What does Mosaic or Mosaicism mean?
Mosaicism denotes the presence of two populations of cells in one
patient, where usually one of the two is affected by a genetic
disorder. Although most forms of trisomy are due to problems in meiosis
and affect all cells of the zygote, there are cases where the trisomy
only occurs in a selection of the cells. Generally this leads to a
milder phenotype than in non-mosaic patients with the same disorder.
Post-zygote event: a mutational event or abnormally in chromosome
replication/segregation that occurs after fertilization of the ovum by
the sperm, often leading to mosaicism. Germline mosaicism denotes two
or more genetic or cytogenetic cell lines confined to the precursor
(germline) cells of the egg, or sperm; formally called gonadal
mosaicism. Somatic mosaicism denotes two or more genetic or cytogenetic
cell lines within the cell of the body (may or may not include the
germline cells). Isolated: an abnormality that occurs in the absence of
other systemic involvement.
Milewicz, D. M., Witz, A. M., Smith, A. C. M., Manchester, D. K., Waldstein, G., Byers, P. H. Parental somatic and germ-line mosaicism for a multiexon deletion with unusual endpoints in a type III collagen (COL3A1) allele produces Ehlers-Danlos syndrome type IV in the heterozygous offspring.
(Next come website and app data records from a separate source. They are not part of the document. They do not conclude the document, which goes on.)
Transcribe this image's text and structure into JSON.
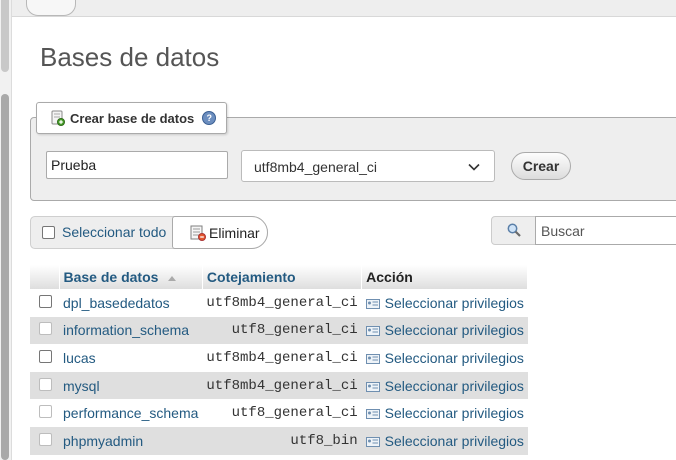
{
  "page": {
    "title": "Bases de datos"
  },
  "create": {
    "legend": "Crear base de datos",
    "db_name_value": "Prueba",
    "collation_value": "utf8mb4_general_ci",
    "create_label": "Crear"
  },
  "toolbar": {
    "select_all_label": "Seleccionar todo",
    "delete_label": "Eliminar",
    "search_placeholder": "Buscar"
  },
  "table": {
    "headers": {
      "name": "Base de datos",
      "collation": "Cotejamiento",
      "action": "Acción"
    },
    "rows": [
      {
        "name": "dpl_basededatos",
        "collation": "utf8mb4_general_ci",
        "action": "Seleccionar privilegios"
      },
      {
        "name": "information_schema",
        "collation": "utf8_general_ci",
        "action": "Seleccionar privilegios"
      },
      {
        "name": "lucas",
        "collation": "utf8mb4_general_ci",
        "action": "Seleccionar privilegios"
      },
      {
        "name": "mysql",
        "collation": "utf8mb4_general_ci",
        "action": "Seleccionar privilegios"
      },
      {
        "name": "performance_schema",
        "collation": "utf8_general_ci",
        "action": "Seleccionar privilegios"
      },
      {
        "name": "phpmyadmin",
        "collation": "utf8_bin",
        "action": "Seleccionar privilegios"
      }
    ]
  },
  "icons": {
    "menu": "hamburger-icon",
    "database": "database-add-icon",
    "help": "help-icon",
    "dropdown": "chevron-down-icon",
    "delete": "delete-icon",
    "search": "search-icon",
    "privileges": "privileges-icon"
  },
  "colors": {
    "link": "#235a81",
    "row_alt": "#dfdfdf",
    "panel": "#eeeeee"
  }
}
Am. J. Hum. Genet. 53: 62-70, 1993. [PubMed: 8317500, related citations]